The most progress in this area to date has been in the Netherlands where in vitro meat production is already occurring – albeit in a lab. ‘In vitro meat, also known as cultured meat, is animal flesh that has never been part of a complete, living animal.’ To make in vitro meat, natural muscle cells are taken from a sample piece of real meat and proteins are applied to help these grow into large portions of meat. There are a couple of different approaches to this that have been tried in the field of tissue engineering and the greatest success has been seen in the Netherlands where a matrix of collagen is seeded with the muscle cells which are then bathed in a nutritious solution and induced to divide and multiply. In 2009, Dutch scientists, supported by government funding, grew meat in the laboratory using cells from a live pig and they are now also focused on using chicken cells. Other programmes are also underway in the US but at the moment the Dutch seem to be setting the pace. Although some fear such lab-based products, in reality they could be just as tasty as natural meats and may even be healthier by virtue of having a lower fat content. Cost wise, current estimates suggest that, with likely technology improvements, in vitro meat would be about twice the price of conventional chicken but with the advantage that only the bits that we want are grown rather than the whole chicken. The option of artificial chicken breasts is certainly on the horizon.
By 2020, with an extra 750 million or so people on the planet, many of whom will be higher consumers of meat, we can clearly see that natural proteins will more expensive. The possibility that lab‐grown meat protein will be common place is increasingly supported by world experts. However, there are a couple of other options that should also be considered.
First, and highest on the agenda of many organisations including the UN, is that we all change our food consumptions behaviour and become part-time vegetarians. Even if it were only for one or two days a week, if we could reduce all the world’s consumption of meat proteins by 25% it would give us some breathing space before alternatives – such as increased fish farming and even vegetable proteins – can efficiently be brought into play to meet the world’s increasing demand. In support of this, some are even advocating the rationing or premium pricing of ‘natural’ meat through the introduction of specific taxes on meat.
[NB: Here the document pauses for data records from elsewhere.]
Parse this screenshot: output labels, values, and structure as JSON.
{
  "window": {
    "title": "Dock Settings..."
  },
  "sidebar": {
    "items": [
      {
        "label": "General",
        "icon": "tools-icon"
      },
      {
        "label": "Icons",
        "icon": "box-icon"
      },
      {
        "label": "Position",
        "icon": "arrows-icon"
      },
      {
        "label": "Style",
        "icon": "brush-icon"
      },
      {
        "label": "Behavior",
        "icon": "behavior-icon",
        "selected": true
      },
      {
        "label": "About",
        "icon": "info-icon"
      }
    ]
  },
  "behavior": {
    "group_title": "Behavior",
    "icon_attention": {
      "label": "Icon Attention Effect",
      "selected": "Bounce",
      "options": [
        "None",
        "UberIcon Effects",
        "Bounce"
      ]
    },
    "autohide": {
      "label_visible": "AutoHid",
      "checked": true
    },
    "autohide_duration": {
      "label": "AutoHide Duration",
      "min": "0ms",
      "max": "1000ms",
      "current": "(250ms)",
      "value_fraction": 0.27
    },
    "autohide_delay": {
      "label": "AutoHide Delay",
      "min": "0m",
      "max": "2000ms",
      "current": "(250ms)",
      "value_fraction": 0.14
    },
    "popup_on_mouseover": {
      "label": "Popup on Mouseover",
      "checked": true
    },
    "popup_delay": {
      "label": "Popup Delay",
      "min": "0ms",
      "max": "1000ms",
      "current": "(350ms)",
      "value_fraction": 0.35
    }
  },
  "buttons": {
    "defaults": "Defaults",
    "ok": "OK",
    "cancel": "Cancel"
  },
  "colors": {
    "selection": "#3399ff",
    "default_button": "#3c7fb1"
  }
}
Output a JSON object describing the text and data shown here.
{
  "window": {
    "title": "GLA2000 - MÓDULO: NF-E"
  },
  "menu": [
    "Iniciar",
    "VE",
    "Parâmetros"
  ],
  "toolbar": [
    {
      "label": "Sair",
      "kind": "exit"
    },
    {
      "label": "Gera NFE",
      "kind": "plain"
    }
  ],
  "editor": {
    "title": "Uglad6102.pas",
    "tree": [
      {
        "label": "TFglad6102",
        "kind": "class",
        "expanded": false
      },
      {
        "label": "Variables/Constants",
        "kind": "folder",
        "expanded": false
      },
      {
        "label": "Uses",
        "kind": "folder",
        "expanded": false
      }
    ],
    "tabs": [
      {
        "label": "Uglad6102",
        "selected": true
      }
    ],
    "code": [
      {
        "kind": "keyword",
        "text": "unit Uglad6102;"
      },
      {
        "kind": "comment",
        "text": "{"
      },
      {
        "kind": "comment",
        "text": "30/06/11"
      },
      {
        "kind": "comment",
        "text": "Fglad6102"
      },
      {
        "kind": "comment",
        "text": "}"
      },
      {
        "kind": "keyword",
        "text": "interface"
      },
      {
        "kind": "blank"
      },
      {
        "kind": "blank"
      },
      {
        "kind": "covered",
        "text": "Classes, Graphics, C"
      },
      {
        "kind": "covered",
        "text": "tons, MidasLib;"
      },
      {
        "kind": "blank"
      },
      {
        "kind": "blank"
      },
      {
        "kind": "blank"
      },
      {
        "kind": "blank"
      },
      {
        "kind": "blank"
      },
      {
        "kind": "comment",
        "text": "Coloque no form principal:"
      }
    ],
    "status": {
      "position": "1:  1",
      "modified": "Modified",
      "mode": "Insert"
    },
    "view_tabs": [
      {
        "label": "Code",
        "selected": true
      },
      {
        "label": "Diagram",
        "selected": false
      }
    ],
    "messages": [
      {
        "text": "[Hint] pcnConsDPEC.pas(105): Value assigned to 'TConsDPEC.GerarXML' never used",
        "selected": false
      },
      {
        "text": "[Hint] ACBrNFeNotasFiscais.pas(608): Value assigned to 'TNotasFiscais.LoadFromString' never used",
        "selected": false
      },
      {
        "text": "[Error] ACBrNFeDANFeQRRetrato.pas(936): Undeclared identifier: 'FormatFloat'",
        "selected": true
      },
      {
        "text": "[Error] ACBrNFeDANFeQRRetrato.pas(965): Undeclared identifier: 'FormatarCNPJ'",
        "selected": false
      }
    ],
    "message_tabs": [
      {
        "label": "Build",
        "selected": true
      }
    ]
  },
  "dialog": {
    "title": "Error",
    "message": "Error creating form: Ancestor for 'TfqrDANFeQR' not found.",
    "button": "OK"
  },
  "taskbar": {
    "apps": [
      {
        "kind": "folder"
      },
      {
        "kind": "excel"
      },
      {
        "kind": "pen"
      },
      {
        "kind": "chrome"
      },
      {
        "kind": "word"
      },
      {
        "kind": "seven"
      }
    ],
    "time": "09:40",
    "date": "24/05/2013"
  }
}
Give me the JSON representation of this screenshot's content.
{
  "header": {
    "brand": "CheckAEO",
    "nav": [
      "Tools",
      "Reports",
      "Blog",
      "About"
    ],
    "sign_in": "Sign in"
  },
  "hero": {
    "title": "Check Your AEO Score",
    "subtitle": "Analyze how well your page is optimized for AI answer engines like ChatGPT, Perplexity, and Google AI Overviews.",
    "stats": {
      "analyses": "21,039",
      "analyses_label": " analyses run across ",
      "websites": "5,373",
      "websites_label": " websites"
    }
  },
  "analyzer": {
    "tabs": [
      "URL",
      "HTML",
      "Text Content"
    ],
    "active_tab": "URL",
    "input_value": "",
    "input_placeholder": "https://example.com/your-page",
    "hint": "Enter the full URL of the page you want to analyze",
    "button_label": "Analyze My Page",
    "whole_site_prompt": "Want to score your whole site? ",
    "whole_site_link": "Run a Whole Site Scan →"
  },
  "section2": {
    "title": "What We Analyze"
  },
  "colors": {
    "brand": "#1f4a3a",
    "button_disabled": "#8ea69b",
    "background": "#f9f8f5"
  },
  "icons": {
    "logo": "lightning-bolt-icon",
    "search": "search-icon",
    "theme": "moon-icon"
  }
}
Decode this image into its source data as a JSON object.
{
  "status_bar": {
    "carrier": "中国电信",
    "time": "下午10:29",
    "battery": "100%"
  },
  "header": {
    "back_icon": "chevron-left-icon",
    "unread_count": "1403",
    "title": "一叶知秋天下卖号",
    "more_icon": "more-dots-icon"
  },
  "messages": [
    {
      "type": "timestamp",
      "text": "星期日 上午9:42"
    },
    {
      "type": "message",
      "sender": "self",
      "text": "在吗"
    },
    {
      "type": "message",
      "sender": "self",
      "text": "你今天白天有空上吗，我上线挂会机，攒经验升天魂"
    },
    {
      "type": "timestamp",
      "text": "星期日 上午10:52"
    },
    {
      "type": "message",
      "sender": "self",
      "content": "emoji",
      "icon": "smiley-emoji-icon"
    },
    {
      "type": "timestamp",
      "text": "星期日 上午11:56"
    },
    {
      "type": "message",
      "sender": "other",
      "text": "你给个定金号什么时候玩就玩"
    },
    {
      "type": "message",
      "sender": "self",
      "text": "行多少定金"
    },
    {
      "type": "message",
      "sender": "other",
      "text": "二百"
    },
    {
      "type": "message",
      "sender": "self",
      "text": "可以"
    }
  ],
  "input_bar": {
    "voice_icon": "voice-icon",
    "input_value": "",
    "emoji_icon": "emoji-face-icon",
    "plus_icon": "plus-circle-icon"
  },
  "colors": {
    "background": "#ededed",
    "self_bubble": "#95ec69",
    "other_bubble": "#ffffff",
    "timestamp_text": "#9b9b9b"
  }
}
Second, and even more controversially, there is the option of simply creating designer food sources. Now that Craig Venter and his colleagues at Synthetic Genomics and the Craig Venter Institute have successfully created a synthetic bacteria cell, the potential opportunities are endless. While the initial focus is on moving on from simple bacteria to creating algae that can play a major role in the bio-fuel arena, plants and animals are also possible avenues for this technological breakthrough. Designing new bespoke food sources as well as replicating existing ones is therefore increasingly moving from the world of science fiction into a credible future possibility.